The University of Washington recognizes that the following types of notices, documents, personal information, and activities may be indicators or red flags that an individual’s identity may be compromised:

  1. Alerts, Notifications or Warnings from a Consumer Reporting Agency

    • A fraud or credit alert is included with a consumer report.
    • A notice of credit freeze on a consumer report is provided from a consumer reporting agency.
    • A consumer reporting agency provides a notice of address discrepancy.
    • A consumer report indicates a pattern of activity inconsistent with the history and usual pattern of activity of a customer.
  2. Suspicious Documents

    • Documents provided for identification appear to have been altered or forged.
    • The photograph or physical description on the identification is not consistent with the appearance of the customer presenting the identification.
    • Other information on the identification is not consistent with information provided by the person opening an account or presenting the identification.
    • Other information on the identification is not consistent with readily accessible information that is on file with the University.
    • An application appears to have been altered or forged, or gives the appearance of having been destroyed and reassembled.
  3. Suspicious Personal Identifying Information

    • Personal identifying information provided is inconsistent when compared against external information sources used by the University.
    • Personal identifying information provided by the customer is not consistent with other personal identifying information provided by the customer.
    • Personal identifying information provided is associated with known fraudulent activity as indicated by internal or third-party sources used by the University.
    • The social security number provided is the same as that submitted by other persons opening an account or other customers.
    • The address or telephone number provided is the same as or similar to the account number or telephone number submitted by an unusually large number of other persons opening accounts or other customers.
    • The person opening the account fails to provide all required personal identifying information on an application or in response to notification that the application is incomplete.
    • Personal identifying information provided is not consistent with personal identifying information that is on file with the University.
    • If the University uses a challenge question, the customer cannot provide authenticating information beyond that which generally would be available from a wallet or consumer report.
  4. Unusual Use of, or Suspicious Activity Related to, the Covered Account
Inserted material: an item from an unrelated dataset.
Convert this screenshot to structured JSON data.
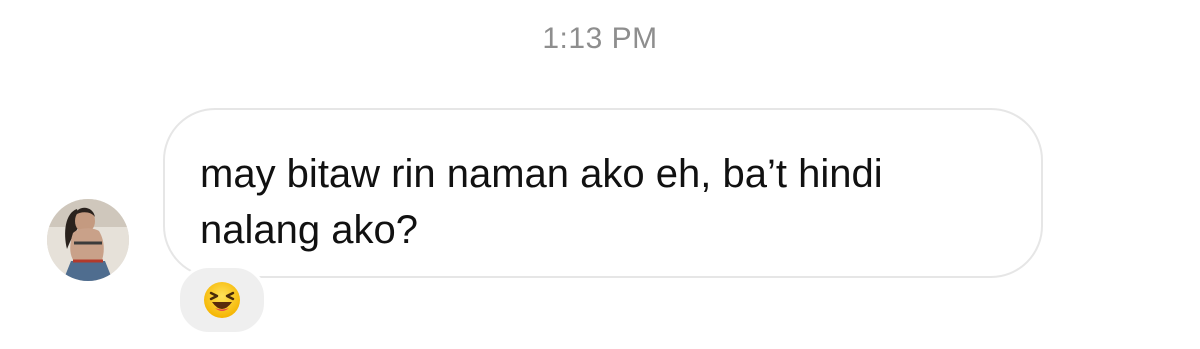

    • Shortly following the notice of a change of address, the University receives a request for a new or replacement card or cell phone, or the addition of authorized users on the account.
    • A new revolving credit account is used in a manner commonly associated with known fraud patterns.
    • An account is used in a manner that is not consistent with established patterns of activity on the account.
    • An account that has been inactive for a reasonably lengthy period of time is used.
    • Mail sent to the customer is returned repeatedly as undeliverable although transactions continue to be conducted in connection with the account.
    • The University is notified of unauthorized charges or transactions in connection with a customer’s account.
    • The University is notified by a customer, a victim of identity theft, a law enforcement authority, or any other person that a fraudulent account has been opened.
  5. The University recognizes that additional red flags may be identified by UW entities, units or departments for specific types of covered accounts.